It was a shock to wake up to the news of former Australian all-rounder Andrew Symonds passing away in a car crash at the age of 46. The burly Symonds struck a chord with all those who watched him in action on the cricket field. Symonds was a true entertainer and a real character. He stood out from the rest of the all-conquering Australian team of the new millennium and was a cult figure.
Ever since he smashed a world record 16 sixes for Gloucestershire against Glamorgan in the county circuit in 1995, Symonds was destined for bigger things. He turned down an offer to play for his country of birth England and was desperate to don the Australian colours. It was an epic 143 not out against Pakistan in Australia’s opening match of the 2003 World Cup, which catapulted Symonds as a superstar in white-ball cricket. This was just the tonic Australia needed after leg-spin maestro Shane Warne was sent home after testing positive for a banned diuretic. That knock proved to be the turning point in Symonds’ career that saw him turn out for Australia in 26 Tests, 198 ODIs and 14 T20Is.
Symonds was the quintessential white-ball player. He was a hard-hitting batter, could bowl both medium-pace and spin, and was a real live wire on the field. He was deadly with his throws. No wonder he was part of Ricky Ponting’s Australian team which won the 2003 and 2007 editions of the World Cup without losing a single match.
It’s true Symonds did not do justice to his talent in the longer version of the game. An unbeaten 162 against India in the 2008 Sydney Test was marred by the infamous Monkeygate scandal involving him and Harbhajan Singh. Symonds believed that episode was the beginning of his slide. No doubt it was a roller-coaster ride for Symonds. At heart he remained the country boy who loved fishing and hunting. He had his fair share of troubles with alcohol and disciplinary issues and slowly faded away.

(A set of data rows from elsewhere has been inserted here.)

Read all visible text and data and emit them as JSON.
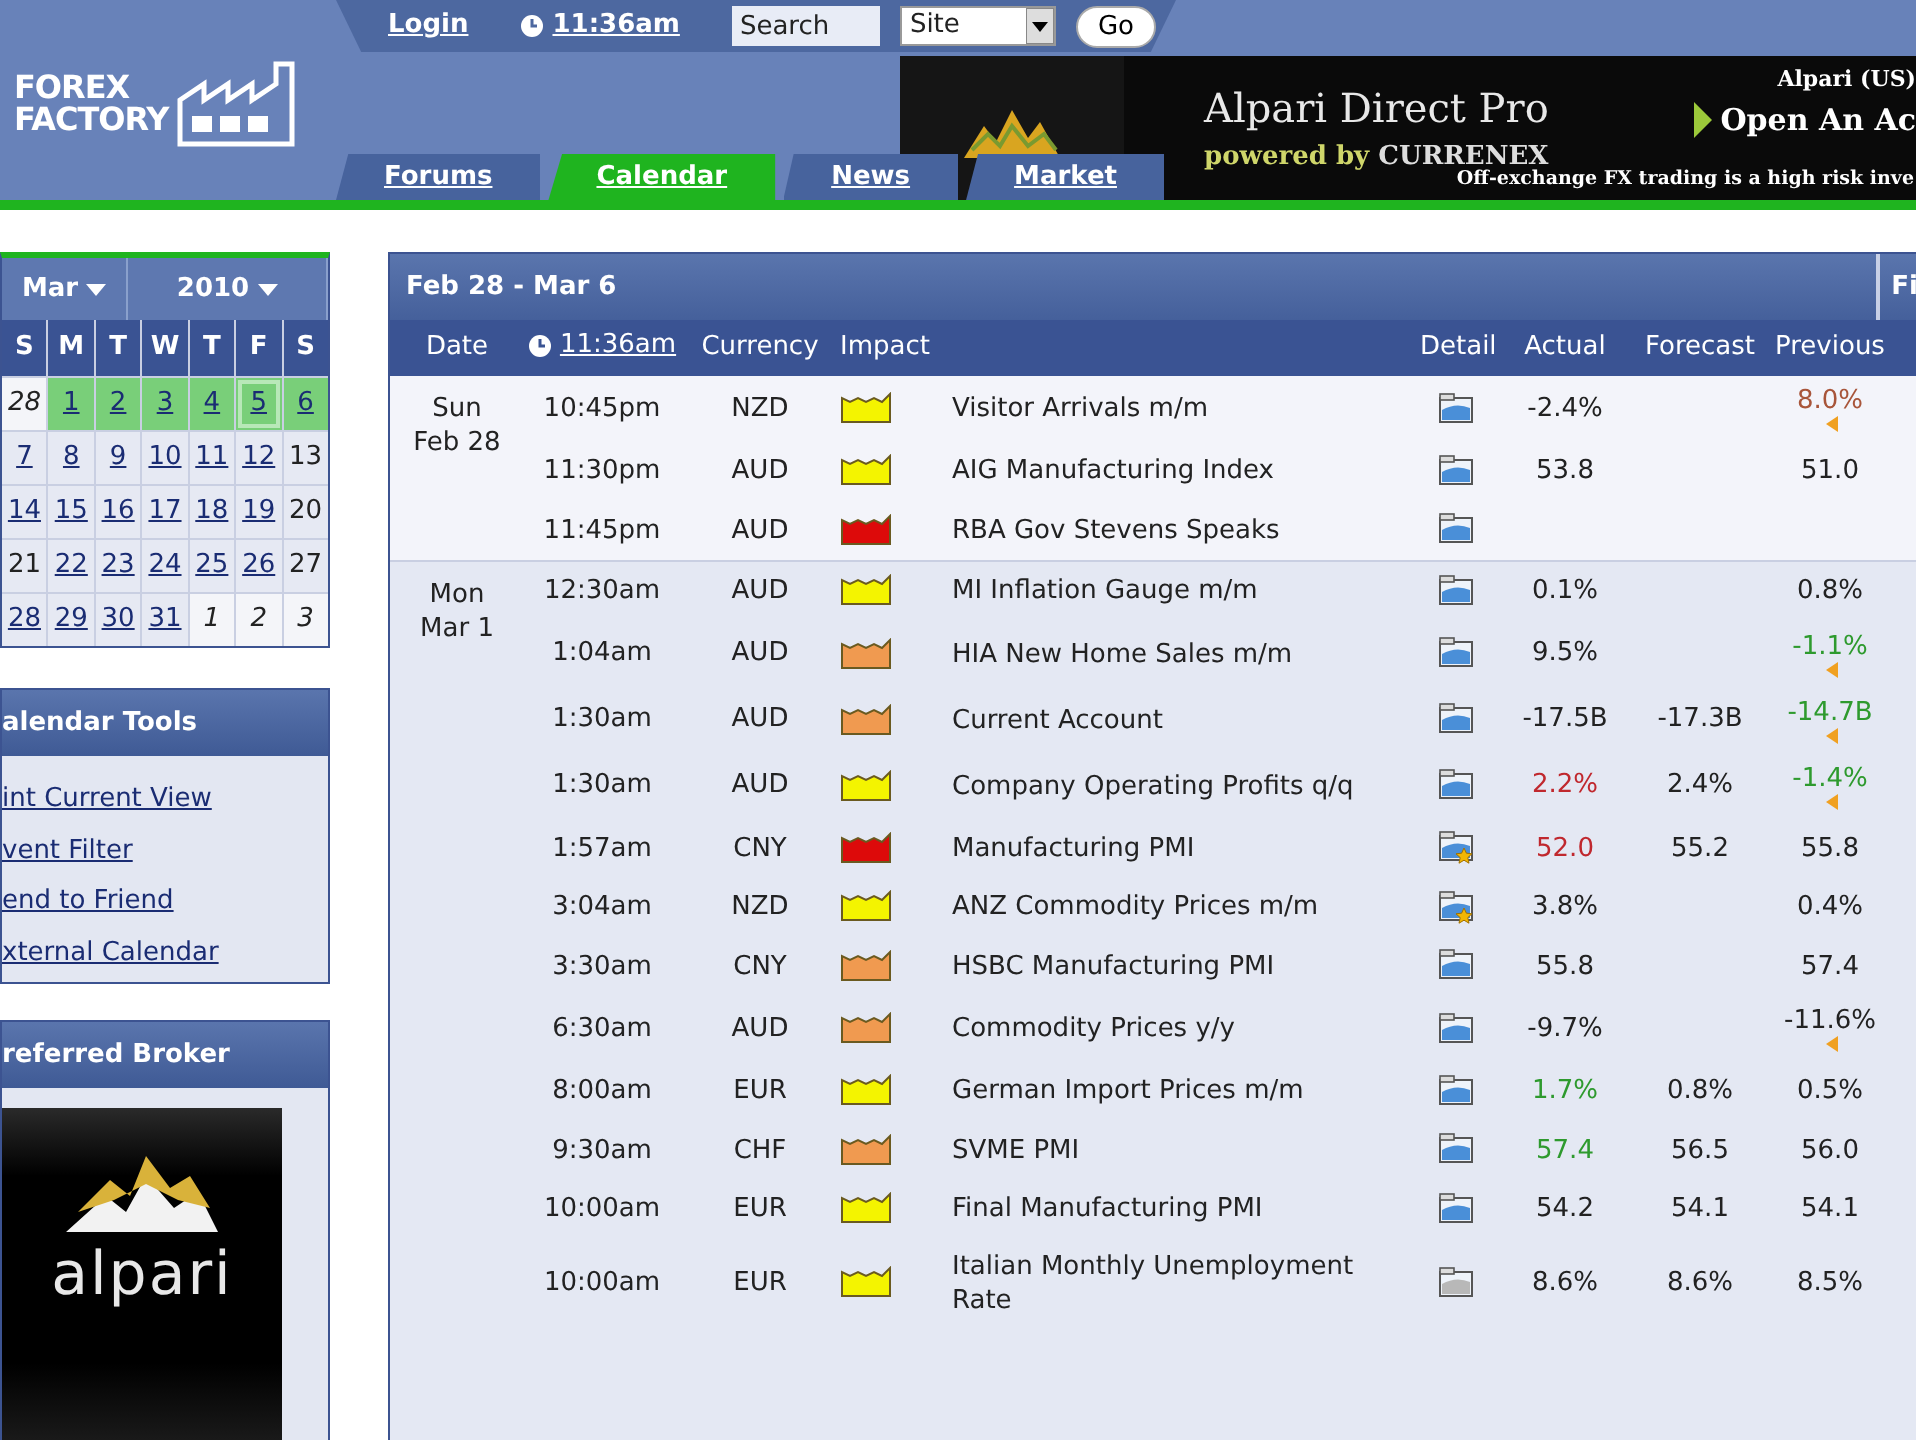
{
  "top_bar": {
    "login": "Login",
    "clock_time": "11:36am",
    "search": {
      "value": "Search"
    },
    "scope": {
      "value": "Site"
    },
    "go": "Go"
  },
  "logo": {
    "line1": "FOREX",
    "line2": "FACTORY"
  },
  "tabs": [
    {
      "label": "Forums",
      "selected": false
    },
    {
      "label": "Calendar",
      "selected": true
    },
    {
      "label": "News",
      "selected": false
    },
    {
      "label": "Market",
      "selected": false
    }
  ],
  "banner": {
    "title": "Alpari Direct Pro",
    "subtitle_prefix": "powered by",
    "subtitle_brand": "CURRENEX",
    "corner": "Alpari (US)",
    "cta": "Open An Ac",
    "disclaimer": "Off-exchange FX trading is a high risk inve"
  },
  "calendar": {
    "month": "Mar",
    "year": "2010",
    "weekdays": [
      "S",
      "M",
      "T",
      "W",
      "T",
      "F",
      "S"
    ],
    "weeks": [
      [
        {
          "d": "28",
          "kind": "other",
          "selected": false,
          "today": false
        },
        {
          "d": "1",
          "kind": "link",
          "selected": true,
          "today": false
        },
        {
          "d": "2",
          "kind": "link",
          "selected": true,
          "today": false
        },
        {
          "d": "3",
          "kind": "link",
          "selected": true,
          "today": false
        },
        {
          "d": "4",
          "kind": "link",
          "selected": true,
          "today": false
        },
        {
          "d": "5",
          "kind": "link",
          "selected": true,
          "today": true
        },
        {
          "d": "6",
          "kind": "link",
          "selected": true,
          "today": false
        }
      ],
      [
        {
          "d": "7",
          "kind": "link",
          "selected": false,
          "today": false
        },
        {
          "d": "8",
          "kind": "link",
          "selected": false,
          "today": false
        },
        {
          "d": "9",
          "kind": "link",
          "selected": false,
          "today": false
        },
        {
          "d": "10",
          "kind": "link",
          "selected": false,
          "today": false
        },
        {
          "d": "11",
          "kind": "link",
          "selected": false,
          "today": false
        },
        {
          "d": "12",
          "kind": "link",
          "selected": false,
          "today": false
        },
        {
          "d": "13",
          "kind": "plain",
          "selected": false,
          "today": false
        }
      ],
      [
        {
          "d": "14",
          "kind": "link",
          "selected": false,
          "today": false
        },
        {
          "d": "15",
          "kind": "link",
          "selected": false,
          "today": false
        },
        {
          "d": "16",
          "kind": "link",
          "selected": false,
          "today": false
        },
        {
          "d": "17",
          "kind": "link",
          "selected": false,
          "today": false
        },
        {
          "d": "18",
          "kind": "link",
          "selected": false,
          "today": false
        },
        {
          "d": "19",
          "kind": "link",
          "selected": false,
          "today": false
        },
        {
          "d": "20",
          "kind": "plain",
          "selected": false,
          "today": false
        }
      ],
      [
        {
          "d": "21",
          "kind": "plain",
          "selected": false,
          "today": false
        },
        {
          "d": "22",
          "kind": "link",
          "selected": false,
          "today": false
        },
        {
          "d": "23",
          "kind": "link",
          "selected": false,
          "today": false
        },
        {
          "d": "24",
          "kind": "link",
          "selected": false,
          "today": false
        },
        {
          "d": "25",
          "kind": "link",
          "selected": false,
          "today": false
        },
        {
          "d": "26",
          "kind": "link",
          "selected": false,
          "today": false
        },
        {
          "d": "27",
          "kind": "plain",
          "selected": false,
          "today": false
        }
      ],
      [
        {
          "d": "28",
          "kind": "link",
          "selected": false,
          "today": false
        },
        {
          "d": "29",
          "kind": "link",
          "selected": false,
          "today": false
        },
        {
          "d": "30",
          "kind": "link",
          "selected": false,
          "today": false
        },
        {
          "d": "31",
          "kind": "link",
          "selected": false,
          "today": false
        },
        {
          "d": "1",
          "kind": "other",
          "selected": false,
          "today": false
        },
        {
          "d": "2",
          "kind": "other",
          "selected": false,
          "today": false
        },
        {
          "d": "3",
          "kind": "other",
          "selected": false,
          "today": false
        }
      ]
    ]
  },
  "calendar_tools": {
    "title": "alendar Tools",
    "links": [
      "int Current View",
      "vent Filter",
      "end to Friend",
      "xternal Calendar"
    ]
  },
  "broker": {
    "title": "referred Broker",
    "logo_text": "alpari"
  },
  "schedule": {
    "title": "Feb 28 - Mar 6",
    "corner_button": "Fi",
    "columns": {
      "date": "Date",
      "time": "11:36am",
      "currency": "Currency",
      "impact": "Impact",
      "detail": "Detail",
      "actual": "Actual",
      "forecast": "Forecast",
      "previous": "Previous"
    },
    "days": [
      {
        "day": "Sun",
        "date": "Feb 28",
        "events": [
          {
            "time": "10:45pm",
            "currency": "NZD",
            "color": "#f4f400",
            "title": "Visitor Arrivals m/m",
            "kind": "plain",
            "actual": "-2.4%",
            "actual_better": false,
            "actual_worse": false,
            "previous": "8.0%",
            "previous_better": false,
            "previous_worse": true,
            "revised": true
          },
          {
            "time": "11:30pm",
            "currency": "AUD",
            "color": "#f4f400",
            "title": "AIG Manufacturing Index",
            "kind": "plain",
            "actual": "53.8",
            "actual_better": false,
            "actual_worse": false,
            "previous": "51.0",
            "previous_better": false,
            "previous_worse": false,
            "revised": false
          },
          {
            "time": "11:45pm",
            "currency": "AUD",
            "color": "#dd0a0a",
            "title": "RBA Gov Stevens Speaks",
            "kind": "plain"
          }
        ]
      },
      {
        "day": "Mon",
        "date": "Mar 1",
        "events": [
          {
            "time": "12:30am",
            "currency": "AUD",
            "color": "#f4f400",
            "title": "MI Inflation Gauge m/m",
            "kind": "plain",
            "actual": "0.1%",
            "actual_better": false,
            "actual_worse": false,
            "previous": "0.8%",
            "previous_better": false,
            "previous_worse": false,
            "revised": false
          },
          {
            "time": "1:04am",
            "currency": "AUD",
            "color": "#f09a50",
            "title": "HIA New Home Sales m/m",
            "kind": "plain",
            "actual": "9.5%",
            "actual_better": false,
            "actual_worse": false,
            "previous": "-1.1%",
            "previous_better": true,
            "previous_worse": false,
            "revised": true
          },
          {
            "time": "1:30am",
            "currency": "AUD",
            "color": "#f09a50",
            "title": "Current Account",
            "kind": "plain",
            "actual": "-17.5B",
            "actual_better": false,
            "actual_worse": false,
            "forecast": "-17.3B",
            "previous": "-14.7B",
            "previous_better": true,
            "previous_worse": false,
            "revised": true
          },
          {
            "time": "1:30am",
            "currency": "AUD",
            "color": "#f4f400",
            "title": "Company Operating Profits q/q",
            "kind": "plain",
            "actual": "2.2%",
            "actual_better": false,
            "actual_worse": true,
            "forecast": "2.4%",
            "previous": "-1.4%",
            "previous_better": true,
            "previous_worse": false,
            "revised": true
          },
          {
            "time": "1:57am",
            "currency": "CNY",
            "color": "#dd0a0a",
            "title": "Manufacturing PMI",
            "kind": "starred",
            "actual": "52.0",
            "actual_better": false,
            "actual_worse": true,
            "forecast": "55.2",
            "previous": "55.8",
            "previous_better": false,
            "previous_worse": false,
            "revised": false
          },
          {
            "time": "3:04am",
            "currency": "NZD",
            "color": "#f4f400",
            "title": "ANZ Commodity Prices m/m",
            "kind": "starred",
            "actual": "3.8%",
            "actual_better": false,
            "actual_worse": false,
            "previous": "0.4%",
            "previous_better": false,
            "previous_worse": false,
            "revised": false
          },
          {
            "time": "3:30am",
            "currency": "CNY",
            "color": "#f09a50",
            "title": "HSBC Manufacturing PMI",
            "kind": "plain",
            "actual": "55.8",
            "actual_better": false,
            "actual_worse": false,
            "previous": "57.4",
            "previous_better": false,
            "previous_worse": false,
            "revised": false
          },
          {
            "time": "6:30am",
            "currency": "AUD",
            "color": "#f09a50",
            "title": "Commodity Prices y/y",
            "kind": "plain",
            "actual": "-9.7%",
            "actual_better": false,
            "actual_worse": false,
            "previous": "-11.6%",
            "previous_better": false,
            "previous_worse": false,
            "revised": true
          },
          {
            "time": "8:00am",
            "currency": "EUR",
            "color": "#f4f400",
            "title": "German Import Prices m/m",
            "kind": "plain",
            "actual": "1.7%",
            "actual_better": true,
            "actual_worse": false,
            "forecast": "0.8%",
            "previous": "0.5%",
            "previous_better": false,
            "previous_worse": false,
            "revised": false
          },
          {
            "time": "9:30am",
            "currency": "CHF",
            "color": "#f09a50",
            "title": "SVME PMI",
            "kind": "plain",
            "actual": "57.4",
            "actual_better": true,
            "actual_worse": false,
            "forecast": "56.5",
            "previous": "56.0",
            "previous_better": false,
            "previous_worse": false,
            "revised": false
          },
          {
            "time": "10:00am",
            "currency": "EUR",
            "color": "#f4f400",
            "title": "Final Manufacturing PMI",
            "kind": "plain",
            "actual": "54.2",
            "actual_better": false,
            "actual_worse": false,
            "forecast": "54.1",
            "previous": "54.1",
            "previous_better": false,
            "previous_worse": false,
            "revised": false
          },
          {
            "time": "10:00am",
            "currency": "EUR",
            "color": "#f4f400",
            "title": "Italian Monthly Unemployment Rate",
            "kind": "grayed",
            "actual": "8.6%",
            "actual_better": false,
            "actual_worse": false,
            "forecast": "8.6%",
            "previous": "8.5%",
            "previous_better": false,
            "previous_worse": false,
            "revised": false
          }
        ]
      }
    ]
  }
}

Just like Warne, Symonds was a free spirit. The cricket world will miss him for sure. RIP, Symonds.